◆ **Activity**:
Filter the material below down to the lines with the word "into" and give those lines.
+-------+
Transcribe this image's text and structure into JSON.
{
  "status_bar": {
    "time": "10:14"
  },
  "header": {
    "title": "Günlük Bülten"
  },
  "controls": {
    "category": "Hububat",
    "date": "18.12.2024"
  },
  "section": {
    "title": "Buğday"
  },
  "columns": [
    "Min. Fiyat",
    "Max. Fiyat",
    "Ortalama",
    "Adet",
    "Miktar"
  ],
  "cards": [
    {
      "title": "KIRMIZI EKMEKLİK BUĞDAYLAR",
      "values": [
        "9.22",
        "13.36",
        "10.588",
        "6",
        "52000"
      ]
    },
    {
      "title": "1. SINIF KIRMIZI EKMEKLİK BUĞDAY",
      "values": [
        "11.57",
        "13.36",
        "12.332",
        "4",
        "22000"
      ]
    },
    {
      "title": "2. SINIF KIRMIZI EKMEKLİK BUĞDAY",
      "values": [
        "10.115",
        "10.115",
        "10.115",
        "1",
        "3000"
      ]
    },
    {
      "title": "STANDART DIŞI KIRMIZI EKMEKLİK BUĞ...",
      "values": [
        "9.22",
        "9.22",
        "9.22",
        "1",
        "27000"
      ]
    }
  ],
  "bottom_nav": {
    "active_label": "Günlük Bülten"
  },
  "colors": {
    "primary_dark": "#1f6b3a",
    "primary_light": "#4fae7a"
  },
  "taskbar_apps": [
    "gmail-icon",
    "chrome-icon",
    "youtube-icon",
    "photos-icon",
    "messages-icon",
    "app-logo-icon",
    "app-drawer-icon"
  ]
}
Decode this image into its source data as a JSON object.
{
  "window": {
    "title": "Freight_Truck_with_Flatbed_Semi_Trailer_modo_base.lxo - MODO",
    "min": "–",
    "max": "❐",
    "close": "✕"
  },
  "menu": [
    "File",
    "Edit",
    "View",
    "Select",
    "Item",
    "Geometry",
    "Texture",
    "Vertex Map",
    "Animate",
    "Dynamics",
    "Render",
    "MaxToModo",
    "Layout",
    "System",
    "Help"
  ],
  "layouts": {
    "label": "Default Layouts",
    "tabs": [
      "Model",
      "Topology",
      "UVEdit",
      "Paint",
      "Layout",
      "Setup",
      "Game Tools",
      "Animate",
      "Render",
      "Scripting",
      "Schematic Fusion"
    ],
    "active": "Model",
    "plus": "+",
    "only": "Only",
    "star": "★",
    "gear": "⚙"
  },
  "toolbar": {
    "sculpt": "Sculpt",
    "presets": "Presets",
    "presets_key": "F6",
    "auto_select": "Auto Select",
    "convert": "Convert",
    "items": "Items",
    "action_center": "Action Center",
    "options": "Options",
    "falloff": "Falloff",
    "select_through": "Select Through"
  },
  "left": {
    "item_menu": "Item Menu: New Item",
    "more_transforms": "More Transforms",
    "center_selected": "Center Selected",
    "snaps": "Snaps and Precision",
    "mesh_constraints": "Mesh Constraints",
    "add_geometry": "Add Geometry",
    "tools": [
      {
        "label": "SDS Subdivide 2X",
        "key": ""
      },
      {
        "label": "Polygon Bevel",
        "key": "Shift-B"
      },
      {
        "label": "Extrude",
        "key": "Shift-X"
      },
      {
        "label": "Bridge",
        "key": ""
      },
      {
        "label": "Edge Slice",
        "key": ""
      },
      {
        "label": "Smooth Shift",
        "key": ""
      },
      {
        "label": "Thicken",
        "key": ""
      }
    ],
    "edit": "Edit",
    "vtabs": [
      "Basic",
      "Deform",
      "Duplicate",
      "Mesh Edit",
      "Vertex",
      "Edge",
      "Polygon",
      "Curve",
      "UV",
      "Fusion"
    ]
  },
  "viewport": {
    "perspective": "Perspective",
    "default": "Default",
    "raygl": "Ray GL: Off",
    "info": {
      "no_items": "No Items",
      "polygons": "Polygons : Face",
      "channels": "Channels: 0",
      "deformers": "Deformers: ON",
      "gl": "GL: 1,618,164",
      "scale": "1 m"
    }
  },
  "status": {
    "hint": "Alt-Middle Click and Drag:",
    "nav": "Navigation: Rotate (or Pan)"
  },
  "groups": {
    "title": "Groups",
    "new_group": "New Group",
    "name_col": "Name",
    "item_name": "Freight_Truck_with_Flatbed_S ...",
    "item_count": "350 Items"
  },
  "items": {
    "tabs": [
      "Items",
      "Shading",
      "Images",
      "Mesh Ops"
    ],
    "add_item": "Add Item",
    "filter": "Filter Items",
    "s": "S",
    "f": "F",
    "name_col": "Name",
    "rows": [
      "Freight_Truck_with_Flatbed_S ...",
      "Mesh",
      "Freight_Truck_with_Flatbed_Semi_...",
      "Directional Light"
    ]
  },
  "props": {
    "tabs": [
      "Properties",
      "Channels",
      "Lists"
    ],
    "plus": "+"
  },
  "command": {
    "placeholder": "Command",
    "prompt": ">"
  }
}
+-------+
◆ **Response for this exercise**:
Transcribe this image's text and structure into JSON.
Decode this image into its source data as a JSON object.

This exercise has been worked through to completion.